I should arrive at the airport about 9:30 a.m. I’ll peruse the gift shops and perhaps have a bite to eat while waiting for the flight, which is scheduled to arrive at 12:45 p.m. Oh, wait. There are no gift shops or restaurants. It is a small airport. I did hear that sometimes a vendor is there selling hotdogs.
After I say “Afio mai i Samoa!” (Welcome to Samoa) to HB we’ll hop in a cab to head back to the wharf. We could make the 2:00 p.m. boat to Savaii if she clears customs quickly, but small airport doesn’t necessarily equate to speedy airport. I’m assuming we’ll be on the 4:00 p.m. boat. Once on Savaii, just a five minute cab ride to the car rental place. They promised to remain open for us to pick up the car, since they normally close at 4:30. We should get to Heidi’s hotel by 6:00 p.m.

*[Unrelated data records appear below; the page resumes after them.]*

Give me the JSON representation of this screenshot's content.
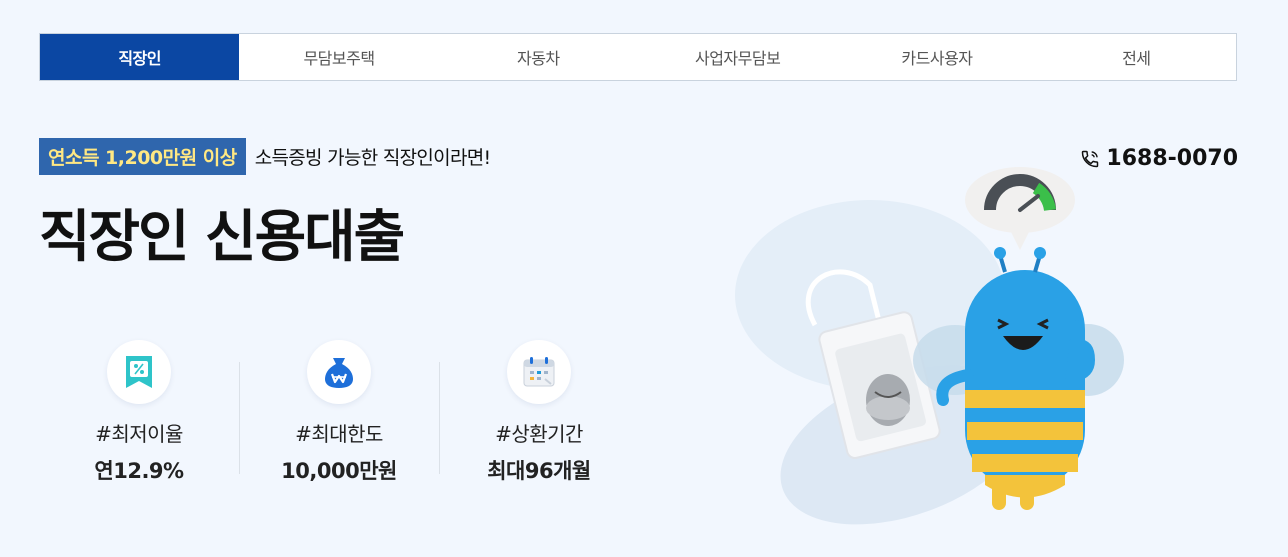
{
  "tabs": [
    {
      "label": "직장인",
      "active": true
    },
    {
      "label": "무담보주택",
      "active": false
    },
    {
      "label": "자동차",
      "active": false
    },
    {
      "label": "사업자무담보",
      "active": false
    },
    {
      "label": "카드사용자",
      "active": false
    },
    {
      "label": "전세",
      "active": false
    }
  ],
  "hero": {
    "badge": "연소득 1,200만원 이상",
    "tagline": "소득증빙 가능한 직장인이라면!",
    "title": "직장인 신용대출",
    "phone": "1688-0070"
  },
  "features": [
    {
      "icon": "percent-tag-icon",
      "label": "#최저이율",
      "value": "연12.9%"
    },
    {
      "icon": "money-bag-icon",
      "label": "#최대한도",
      "value": "10,000만원"
    },
    {
      "icon": "calendar-icon",
      "label": "#상환기간",
      "value": "최대96개월"
    }
  ],
  "colors": {
    "accent": "#0b47a3",
    "badge_bg": "#2f66ad",
    "badge_text": "#ffe883",
    "background": "#f2f7fe"
  }
}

After that, it’s HB’s trip. I have to be at school on Thursday and Friday, but they’ll be short days, over by 12:30 p.m. I’m hoping she’ll join me, since Thursday is sports day and what’s more fun than 250 excited kids doing sack and 3-legged races?

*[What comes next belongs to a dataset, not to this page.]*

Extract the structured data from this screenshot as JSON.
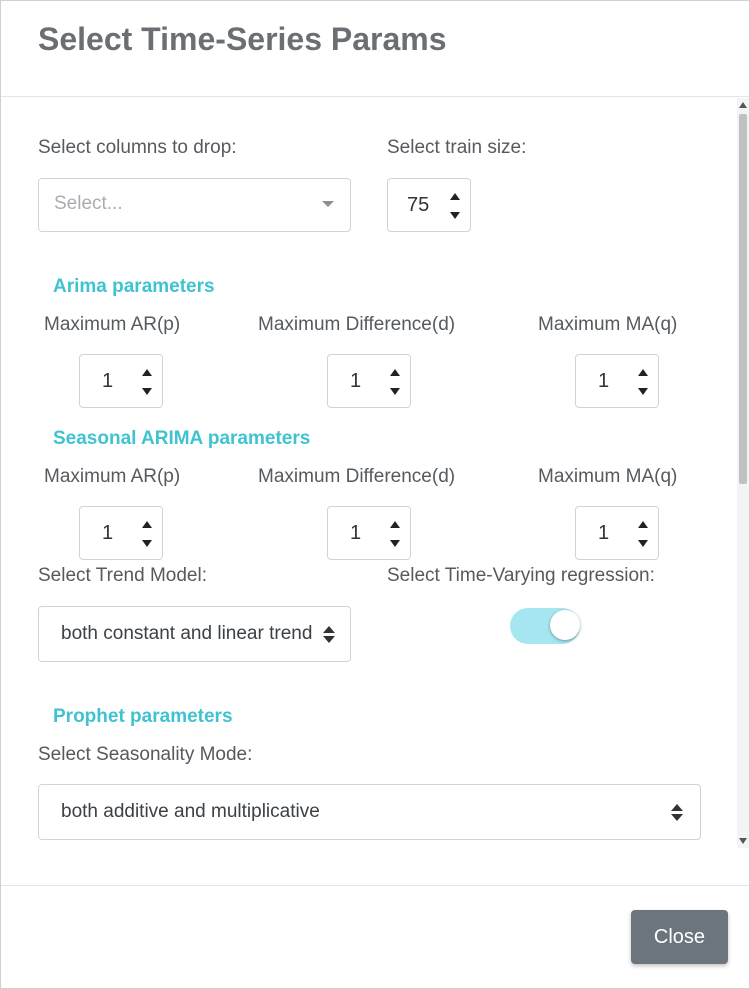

Friday is prize giving. Grades are announced, along with class rankings. Parents attend and ulas, some flower and some candy, are handed out by the parents to the teachers. Some parents also give cash to teachers as a thank you. There are speeches by each teacher. I was told I was expected to make a speech, in Samoan. I showed a copy of what I’d prepared to my boss today and was told I should save it for the end of the year. I’ll bet you $50 I’ll be asked to stand up and speak to everyone in Samoan. I’ll add another $50 to that bet that I’ll be asked to dance for everyone. They have the kids sing and I dance. Samaoans seem to find few things as entertaining as watching a palagi dance. I don’t mind, but please don’t tell HB, because she’ll also likely be asked to dance, too. The only thing better than one dancing palagi is two!
One of the teachers is moving to New Zealand so we’re planning a fiafia (party) to say goodbye after the prize giving. The children have been asked to give gifts, the teachers have collected money to give and we’re all bringing food. Food will be the big event. The principal will make an umu (hot rocks used to cook the food) and roast a pig along with taro, breadfruit and palusami (coconut cream in young taro leaves). There will also be green bananas, chopsuey, potato salad, canned mackerel and egg salad sandwiches. I’m bringing the egg salad sandwiches which are popular here. I was told to make sandwiches out of 4 loaves of bread. I believe the food portion of the program is just for the teachers, but could also be for the parents. 10 teachers, 250 or so kids and if last term is indicative, about 30 parents. In one classroom. It promises to be cozy.
I’m excited to see HB. I’m also excited that she’ll get a taste (literally) of the real Samoa this week. Hmmm, I wonder if I should have a puletasi for her to wear?